So, what potential does this site have in terms of governmentality? By creating a digital enclosure directly connected to the government, the creators have managed to digitize a huge amount of data of Russian residents. In addition, this digital platform makes it possible to regulate and manage not only the work of certain agencies but also the life of everyone registered on the platform. Through the prism of convenience and benefit, the government gets access to each user’s documents and information about fines and unpaid state fees. It is worth noting that in such a case, the government has an ideal tool for management, since it has in its hands all the data of citizens, including their medical data, property, family composition, and so on. The main difference between this platform and the example of any other commercial digital enclosure is that the use of this site in modern Russia is no longer a matter of simple convenience, but rather a vital necessity.
Andrejevic, Mark. 2007. “Surveillance in the Digital Enclosure.” The Communication Review 10 (4): 295–317.
Andryuhova, Anastasiya. 2021. “Tomichi nachali poluchat’ ugrozy iz-za uchastiya v sisteme «Umnogo golosovaniya».” vtomske.ru. September 8, 2021.
Foer, Franklin. 2017. “Facebook’s War on Free Will.” The Guardian, September 19, 2017, sec.

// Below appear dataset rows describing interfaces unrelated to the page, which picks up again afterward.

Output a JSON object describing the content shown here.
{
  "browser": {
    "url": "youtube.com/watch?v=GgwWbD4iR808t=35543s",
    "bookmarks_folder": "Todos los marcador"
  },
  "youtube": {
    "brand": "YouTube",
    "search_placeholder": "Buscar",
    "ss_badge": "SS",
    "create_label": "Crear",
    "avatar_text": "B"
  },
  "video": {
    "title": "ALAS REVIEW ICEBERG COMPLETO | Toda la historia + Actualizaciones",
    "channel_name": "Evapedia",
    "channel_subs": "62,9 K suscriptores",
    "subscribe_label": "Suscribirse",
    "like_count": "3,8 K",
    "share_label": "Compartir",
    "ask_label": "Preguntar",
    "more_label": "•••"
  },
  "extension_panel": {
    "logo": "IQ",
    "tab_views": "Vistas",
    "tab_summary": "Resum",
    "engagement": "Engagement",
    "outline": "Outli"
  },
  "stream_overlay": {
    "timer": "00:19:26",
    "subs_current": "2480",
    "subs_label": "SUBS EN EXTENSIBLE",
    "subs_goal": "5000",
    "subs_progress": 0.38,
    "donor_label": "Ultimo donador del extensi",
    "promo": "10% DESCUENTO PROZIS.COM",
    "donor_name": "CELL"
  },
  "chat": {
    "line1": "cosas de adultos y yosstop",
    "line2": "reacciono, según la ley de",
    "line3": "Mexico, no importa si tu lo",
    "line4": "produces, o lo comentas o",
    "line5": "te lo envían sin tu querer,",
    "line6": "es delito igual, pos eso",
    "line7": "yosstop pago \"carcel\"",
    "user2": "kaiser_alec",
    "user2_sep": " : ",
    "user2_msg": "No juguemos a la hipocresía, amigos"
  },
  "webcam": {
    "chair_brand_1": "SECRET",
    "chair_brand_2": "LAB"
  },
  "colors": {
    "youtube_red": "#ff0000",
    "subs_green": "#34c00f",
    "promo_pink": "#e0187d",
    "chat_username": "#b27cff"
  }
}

Technology.
Foucault, Michel. 1991. The Foucault Effect: Studies in Governmentality: With Two Lectures by and an Interview with Michel Foucault. Edited by Graham Burchell, Colin Gordon, and Peter Miller. Chicago: University of Chicago Press.
NowThis News. 2019. Mark Zuckerberg Speaks About Free Speech at Georgetown | NowThis.
Törnberg, Petter, and Justus Uitermark. 2020. “Complex Control and the Governmentality of Digital Platforms.” Frontiers in Sustainable Cities 2 (March): 6.